Yesterday I've upgraded some packages on my Debian system. Surprisingly applications using Gnome libraries stopped to open URIs using applications defined in GConf /desktop/gnome/url-handlers. So I've checked if gnome-open is able to open a URI:
$ gnome-open http://wodny.org Error showing url: No application is registered as handling this file
The short (picture) version of the text below is available.
This was interesting. I realized that gnome-open first downloaded headers from the specified URI and then searched for a helper application according to the found Content-Type.
At first I was surprised that some Gnome libs do secret work behind my back.
The ability to download something in the background comes from backends installed. The HTTP one came from the gvfs-backends package.
So I was dealing with the GVfs "a userspace virtual file system with backends for protocols like SFTP, FTP, DAV, SMB, ObexFTP. GVFS is the replacement for GNOME-VFS". Specifically I was also dealing with its part - GIO "a new shared library that is part of GLib and provides the API for GVFS".
So I read some API documentation. This was quite fun. GIO can take a URI from me and provide a magic File interface to it. I looked through some source code. I like the magical special function called g_app_info_launch_default_for_uri. It first searches for a handler for the scheme used (for example http) and if it doesn't find one - it determines the content type using a backend. For the HTTP backend a HEAD request is sent and the Content-Type header is used. Then it searches for a handler for that content type.
I've also used Python to do some debug.
>>> import gio >>> gio.app_info_get_default_for_uri_scheme("http")The call returned nothing, while it should have returned something like this:
<gio.unix.DesktopAppInfo at 0xb76972d4: iceweasel>
So for some reason GConf /desktop/gnome/url-handlers settings were not taken into account and instead of ending the search on the scheme handler it continued through the content type phase (as I didn't define a handler for text/html - it has failed).
During the upgrade there was a lot of packages being installed. One of them was libfm. It comes with a module called libgiofm.so, which resides in /usr/lib/gio/modules. This module provides a GIO extension and registers an implementation of the G_DESKTOP_APP_INFO_LOOKUP_EXTENSION_POINT_NAME (gio-desktop-app-info-lookup) extension point.
Looking through /usr/lib/gio/modules/giomodule.cache I noticed that libgiofm.so isn't the only one providing this extension. There was also the libgiogconf.so module (from the gvfs package). And libgiogconf.so was here earlier as it's the Gnome's module for reading GConf settings.

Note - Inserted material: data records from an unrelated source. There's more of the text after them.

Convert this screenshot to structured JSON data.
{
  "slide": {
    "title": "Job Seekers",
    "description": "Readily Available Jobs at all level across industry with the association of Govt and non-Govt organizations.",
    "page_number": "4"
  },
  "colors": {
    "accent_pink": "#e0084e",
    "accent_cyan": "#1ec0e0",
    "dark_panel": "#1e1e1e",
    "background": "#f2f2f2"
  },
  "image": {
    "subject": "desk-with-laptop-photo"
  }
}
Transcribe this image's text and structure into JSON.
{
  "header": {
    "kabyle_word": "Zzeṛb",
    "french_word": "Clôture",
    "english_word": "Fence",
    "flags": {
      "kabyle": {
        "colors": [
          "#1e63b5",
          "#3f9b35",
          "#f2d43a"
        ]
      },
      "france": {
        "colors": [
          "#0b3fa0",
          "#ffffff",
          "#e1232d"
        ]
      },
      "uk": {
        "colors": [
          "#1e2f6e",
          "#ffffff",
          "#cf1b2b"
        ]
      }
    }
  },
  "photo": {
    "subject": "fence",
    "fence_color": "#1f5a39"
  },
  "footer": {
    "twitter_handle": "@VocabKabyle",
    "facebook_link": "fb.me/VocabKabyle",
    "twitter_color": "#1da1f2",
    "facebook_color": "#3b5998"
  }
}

When an extension registers itself it also sets its priority. The Gnome module registers itself with priority value of 10. The libfm one registers itself with priority value of 9 if it detects a Gnome session via the GNOME_DESKTOP_SESSION_ID environmental variable or 90 if it doesn't.
As I'm using Openbox, the module doesn't detect the variable. With priority 90 it takes precedence over the Gnome module. I didn't define scheme handlers for the libfm (for example using libfm-pref-apps) so GIO didn't know what to do with URIs.
For now I'm going to use a workaround. I will set the GNOME_DESKTOP_SESSION_ID environmental variable. But There are two problems with that:
- I don't have Gnome, but neither do I have LXDE - I just use some applications from both under Openbox
- I could set this variable for example in .bashrc, but:
- I can't really find any documentation on this variable
- I've found a comment, where someone suggests it's deprecated
I could define applications through libfm-pref-apps, but it has less options than GConf, I have a problem with launching mutt with mailto: URIs and I don't want to duplicate settings.
I've sent the libfm developers a request to change that behaviour and allow to change the priority for example via XDG system/user's settings.